Filing for tax-exempt status involves the completion of IRS Form 1023, which covers section 501(c)(3) of the tax code. It may be helpful to have the assistance of an attorney or tax professional when completing this form, as it likely demands a greater understanding of the law than most people are likely to have. Some of the key aspects of the application include outlining the structure of your organization, along with descriptions of your organization’s history, activities and accurate and thorough financial records.
Receiving a successful approval for tax-exempt status may seem like an event worth celebrating, and it is. But there are also steps you need to take to protect your nonprofit status. One of these is establishing and maintaining a clear corporate structure. For nonprofits, there are two basic options: leaving decision-making to the board of directors, or allowing members to play a role in the process. Regardless of which option your nonprofit corporation chooses to adopt, roles must be clearly indicated and followed.
Another key element of maintaining tax-exempt status is keeping accurate records of your nonprofit organization’s activities. This helps protect the limited personal liability of the directors, and is simply a good business practice in general. Some of the records you will want to keep organized and well maintained include meeting minutes and records pertaining to major decisions the corporation makes. Accurate and thorough financial and tax records should also be maintained.
There are also a number of rules nonprofit organizations need to follow to preserve their tax-exempt status. Many of these relate to political activities, the distribution of profits and the distribution of assets in the event of the corporation’s dissolution.
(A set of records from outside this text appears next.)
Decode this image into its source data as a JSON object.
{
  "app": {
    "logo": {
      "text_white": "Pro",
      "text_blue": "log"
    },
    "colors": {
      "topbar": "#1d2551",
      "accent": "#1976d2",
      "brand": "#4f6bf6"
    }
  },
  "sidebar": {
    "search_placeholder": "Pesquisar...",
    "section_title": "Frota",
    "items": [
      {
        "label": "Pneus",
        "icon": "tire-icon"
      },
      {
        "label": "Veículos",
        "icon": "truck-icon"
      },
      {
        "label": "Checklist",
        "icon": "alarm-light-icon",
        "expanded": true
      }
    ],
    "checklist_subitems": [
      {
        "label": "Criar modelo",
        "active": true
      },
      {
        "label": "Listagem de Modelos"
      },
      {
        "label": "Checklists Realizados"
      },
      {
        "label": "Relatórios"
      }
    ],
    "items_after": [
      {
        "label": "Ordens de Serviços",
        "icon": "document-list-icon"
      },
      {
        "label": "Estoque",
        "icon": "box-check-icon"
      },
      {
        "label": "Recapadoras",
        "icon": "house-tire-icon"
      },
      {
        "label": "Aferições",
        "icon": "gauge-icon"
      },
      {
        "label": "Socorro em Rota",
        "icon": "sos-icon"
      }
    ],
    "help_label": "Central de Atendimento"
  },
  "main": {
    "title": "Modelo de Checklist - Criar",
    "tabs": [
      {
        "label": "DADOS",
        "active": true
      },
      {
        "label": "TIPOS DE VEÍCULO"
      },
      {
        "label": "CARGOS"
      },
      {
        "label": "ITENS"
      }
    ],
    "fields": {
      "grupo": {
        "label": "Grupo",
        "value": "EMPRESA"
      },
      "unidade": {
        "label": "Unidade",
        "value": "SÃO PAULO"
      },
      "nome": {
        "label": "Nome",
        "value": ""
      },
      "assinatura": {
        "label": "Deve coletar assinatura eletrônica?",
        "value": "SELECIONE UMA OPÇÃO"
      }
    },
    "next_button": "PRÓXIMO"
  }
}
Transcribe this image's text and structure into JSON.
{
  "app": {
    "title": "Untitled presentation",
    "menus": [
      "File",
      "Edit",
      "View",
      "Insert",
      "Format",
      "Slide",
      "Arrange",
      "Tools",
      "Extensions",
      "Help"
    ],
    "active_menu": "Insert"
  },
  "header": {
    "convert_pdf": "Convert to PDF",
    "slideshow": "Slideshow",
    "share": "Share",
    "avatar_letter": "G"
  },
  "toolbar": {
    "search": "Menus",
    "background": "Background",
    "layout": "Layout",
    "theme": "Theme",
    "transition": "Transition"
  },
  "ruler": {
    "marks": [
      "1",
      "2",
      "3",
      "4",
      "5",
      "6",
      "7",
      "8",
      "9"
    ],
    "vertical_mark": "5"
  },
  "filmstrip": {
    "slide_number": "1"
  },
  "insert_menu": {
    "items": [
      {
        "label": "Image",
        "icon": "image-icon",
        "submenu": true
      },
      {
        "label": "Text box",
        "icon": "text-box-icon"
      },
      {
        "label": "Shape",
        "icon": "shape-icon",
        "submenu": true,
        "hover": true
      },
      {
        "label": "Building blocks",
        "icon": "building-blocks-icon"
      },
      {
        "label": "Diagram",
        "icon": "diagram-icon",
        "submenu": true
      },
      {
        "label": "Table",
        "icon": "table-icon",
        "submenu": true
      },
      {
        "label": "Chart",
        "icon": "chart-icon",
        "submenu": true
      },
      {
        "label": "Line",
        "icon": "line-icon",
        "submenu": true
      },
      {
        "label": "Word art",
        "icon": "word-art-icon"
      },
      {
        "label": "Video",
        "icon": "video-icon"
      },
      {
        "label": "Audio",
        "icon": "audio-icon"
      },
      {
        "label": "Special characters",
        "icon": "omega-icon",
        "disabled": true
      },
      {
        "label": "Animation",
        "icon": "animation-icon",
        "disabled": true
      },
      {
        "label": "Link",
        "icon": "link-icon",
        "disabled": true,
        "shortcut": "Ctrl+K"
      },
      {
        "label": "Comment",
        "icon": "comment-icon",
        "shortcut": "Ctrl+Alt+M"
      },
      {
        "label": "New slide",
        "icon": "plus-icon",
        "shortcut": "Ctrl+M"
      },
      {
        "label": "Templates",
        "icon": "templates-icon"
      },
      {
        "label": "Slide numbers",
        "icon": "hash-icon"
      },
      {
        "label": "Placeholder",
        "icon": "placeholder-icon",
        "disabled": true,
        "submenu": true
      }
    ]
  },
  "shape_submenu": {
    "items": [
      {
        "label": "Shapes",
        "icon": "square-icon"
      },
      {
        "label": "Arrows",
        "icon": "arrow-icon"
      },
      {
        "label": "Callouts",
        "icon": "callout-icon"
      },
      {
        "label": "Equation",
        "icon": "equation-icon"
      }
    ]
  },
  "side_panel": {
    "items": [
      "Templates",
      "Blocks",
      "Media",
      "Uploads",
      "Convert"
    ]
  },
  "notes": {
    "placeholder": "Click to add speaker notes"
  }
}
For instance, nonprofits are barred from making political campaign contributions, and their ability to lobby for legislation is severely limited.
As far as profits are concerned, no nonprofit can be set up to operate for its members’ personal financial benefit. And because the structure of tax-exempt organizations prevents them from owning their assets, those assets cannot simply be distributed to its members if the corporation dissolves. Nor can they be sold. Instead, they must be donated to another tax-exempt organization.
Not surprisingly, it can be easy for any nonprofit organization to find itself in legal trouble due to poor recordkeeping, engaging in inappropriate activity or failing to abide by the rules of its structure. To ensure you understand these issues and remain compliant with the law, consult an experienced attorney.
Tom Bolt serves as Managing Attorney of BoltNagi PC and advises many U.S. Virgin Islands nonprofits. He serves on several local and national nonprofit boards.